We’ve all seen the squares containing a blotchy-looking black and white design on printed ads, posters, and other marketing pieces. As most smart phone users know, these are QR, or Quick Response codes. Snap a picture of it with your smart phone, and a QR-reading application will open your browser and take you to particular URL. It’s called hardlinking – the practice of using a mobile device to connect to a web address by interacting with an object in the physical world.
How did QR codes originate? What do they mean for the advertising and packaging industries? How can they be used? Let’s try to answer each question briefly.
The technology was originally developed in 1994 by Denso Wave, a Toyota parts-making subsidiary. It was originally developed for tracking parts in vehicle manufacturing. As a variation on the familiar bar code made up of lines, the QR code offered the advantage of easy reproduction and readability, along with today’s huge advantage of being able to immediately access a website on your electronic device without the need to click on a text link, type in, or copy/paste a URL address.
In the world of marketing, the major impact of QR codes is that they simplify the act of getting a user to go directly to a particular landing page. Think of it as having the ability to add a hyperlink not just on a web page, or a blog post, or in an email but to add a hyperlink to a printed object that could be anything from a magazine ad to a poster on a bus. Beyond that, it is a way to better track where web hits are coming from and therefore measuring your ROI.
QR codes can be incorporated in your printed packaging design or labels. They can also be printed on decal labels for application to existing packages. They can even be added to business cards. Basically any printed piece or object where you would like the reader to visit a specific web page and can’t rely on the reader to actually key in a complicated URL. In other words, if your site is www.xyz.ca, you may get a reader to type that into a browser, but good luck getting them to type in www.xyz.ca/services/whatsnew–downtownposter.html
Put the latter in the QR code, however, and it will not only take the user to a specific area of your website that you are promoting, it will also tell you that this particular web hit came as a result of your poster campaign in the downtown area.
With the proliferation of QR codes, let’s not forget the function they were originally created to fulfill – the tracking of parts in manufacturing. A system of printing QR labels can be especially helpful with parts handling for mobile operations, such as a mobile technicians of every kind, from plumbers to telecommunications repair technicians.
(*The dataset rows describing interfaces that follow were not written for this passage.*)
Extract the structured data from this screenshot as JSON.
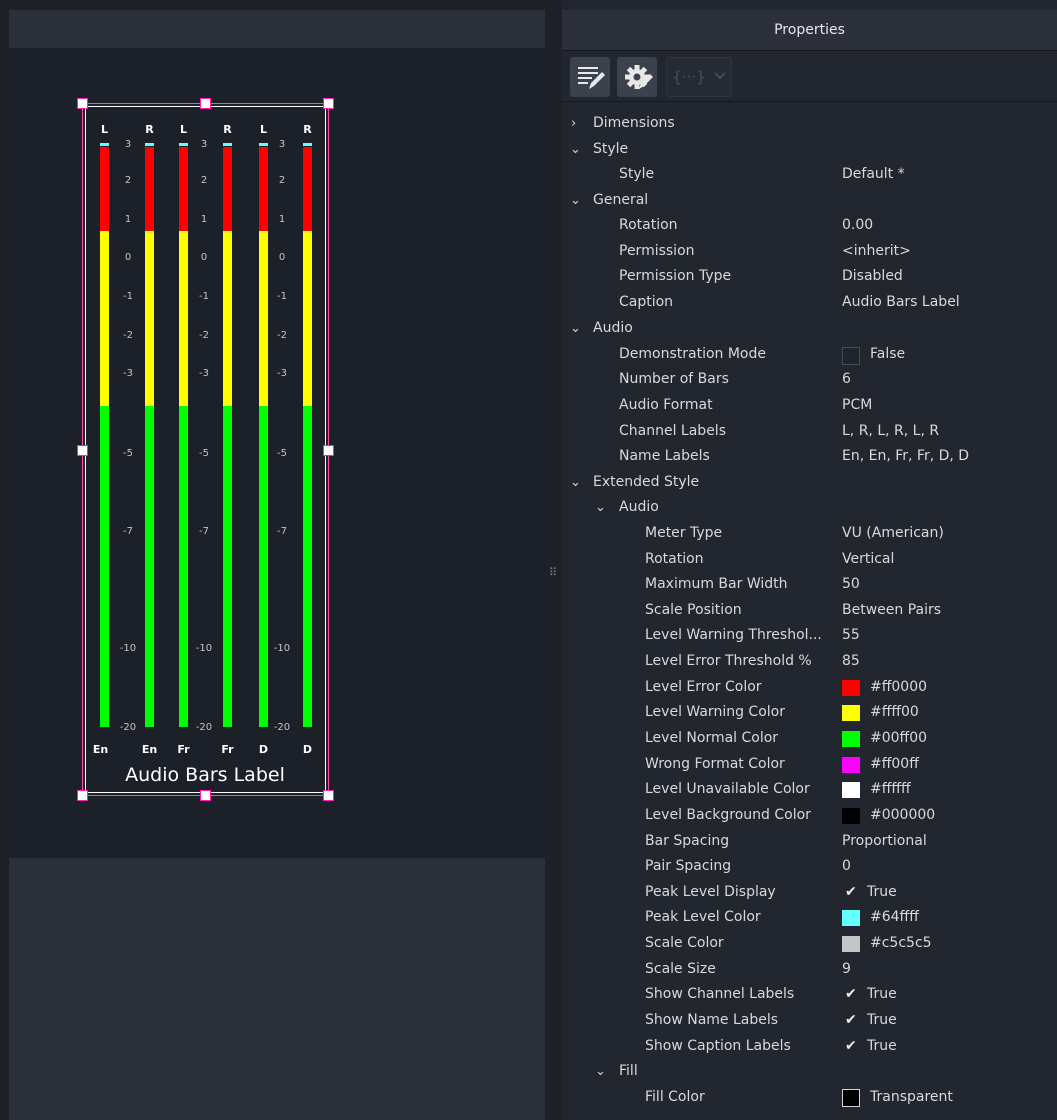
{
  "window": {
    "panel_title": "Properties"
  },
  "toolbar": {
    "buttons": [
      {
        "icon": "edit-properties-icon"
      },
      {
        "icon": "gear-icon"
      },
      {
        "icon": "script-braces-icon"
      },
      {
        "icon": "chevron-down-icon"
      }
    ]
  },
  "meter": {
    "channel_labels": [
      "L",
      "R",
      "L",
      "R",
      "L",
      "R"
    ],
    "name_labels": [
      "En",
      "En",
      "Fr",
      "Fr",
      "D",
      "D"
    ],
    "caption": "Audio Bars Label",
    "scale_ticks": [
      "3",
      "2",
      "1",
      "0",
      "-1",
      "-2",
      "-3",
      "-5",
      "-7",
      "-10",
      "-20"
    ],
    "colors": {
      "error": "#ff0000",
      "warning": "#ffff00",
      "normal": "#00ff00",
      "peak": "#64ffff",
      "scale": "#c5c5c5",
      "selection": "#ff4aa8"
    }
  },
  "properties": {
    "dimensions": {
      "label": "Dimensions"
    },
    "style_section": {
      "label": "Style",
      "style": {
        "label": "Style",
        "value": "Default *"
      }
    },
    "general": {
      "label": "General",
      "rotation": {
        "label": "Rotation",
        "value": "0.00"
      },
      "permission": {
        "label": "Permission",
        "value": "<inherit>"
      },
      "permission_type": {
        "label": "Permission Type",
        "value": "Disabled"
      },
      "caption": {
        "label": "Caption",
        "value": "Audio Bars Label"
      }
    },
    "audio": {
      "label": "Audio",
      "demo_mode": {
        "label": "Demonstration Mode",
        "value": "False"
      },
      "number_of_bars": {
        "label": "Number of Bars",
        "value": "6"
      },
      "audio_format": {
        "label": "Audio Format",
        "value": "PCM"
      },
      "channel_labels": {
        "label": "Channel Labels",
        "value": "L, R, L, R, L, R"
      },
      "name_labels": {
        "label": "Name Labels",
        "value": "En, En, Fr, Fr, D, D"
      }
    },
    "extended_style": {
      "label": "Extended Style",
      "audio": {
        "label": "Audio",
        "meter_type": {
          "label": "Meter Type",
          "value": "VU (American)"
        },
        "rotation": {
          "label": "Rotation",
          "value": "Vertical"
        },
        "max_bar_width": {
          "label": "Maximum Bar Width",
          "value": "50"
        },
        "scale_position": {
          "label": "Scale Position",
          "value": "Between Pairs"
        },
        "level_warning_threshold": {
          "label": "Level Warning Threshol...",
          "value": "55"
        },
        "level_error_threshold": {
          "label": "Level Error Threshold %",
          "value": "85"
        },
        "level_error_color": {
          "label": "Level Error Color",
          "value": "#ff0000",
          "swatch": "#ff0000"
        },
        "level_warning_color": {
          "label": "Level Warning Color",
          "value": "#ffff00",
          "swatch": "#ffff00"
        },
        "level_normal_color": {
          "label": "Level Normal Color",
          "value": "#00ff00",
          "swatch": "#00ff00"
        },
        "wrong_format_color": {
          "label": "Wrong Format Color",
          "value": "#ff00ff",
          "swatch": "#ff00ff"
        },
        "level_unavailable_color": {
          "label": "Level Unavailable Color",
          "value": "#ffffff",
          "swatch": "#ffffff"
        },
        "level_background_color": {
          "label": "Level Background Color",
          "value": "#000000",
          "swatch": "#000000"
        },
        "bar_spacing": {
          "label": "Bar Spacing",
          "value": "Proportional"
        },
        "pair_spacing": {
          "label": "Pair Spacing",
          "value": "0"
        },
        "peak_level_display": {
          "label": "Peak Level Display",
          "value": "True"
        },
        "peak_level_color": {
          "label": "Peak Level Color",
          "value": "#64ffff",
          "swatch": "#64ffff"
        },
        "scale_color": {
          "label": "Scale Color",
          "value": "#c5c5c5",
          "swatch": "#c5c5c5"
        },
        "scale_size": {
          "label": "Scale Size",
          "value": "9"
        },
        "show_channel_labels": {
          "label": "Show Channel Labels",
          "value": "True"
        },
        "show_name_labels": {
          "label": "Show Name Labels",
          "value": "True"
        },
        "show_caption_labels": {
          "label": "Show Caption Labels",
          "value": "True"
        }
      },
      "fill": {
        "label": "Fill",
        "fill_color": {
          "label": "Fill Color",
          "value": "Transparent"
        }
      }
    }
  }
}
We welcome your comments and questions. If you have already started using QR codes, let us know what you think. Are you considering using them? Have you thought about adding them after-the-fact with decals? Let us know. We’ll also be happy to answer any of your questions.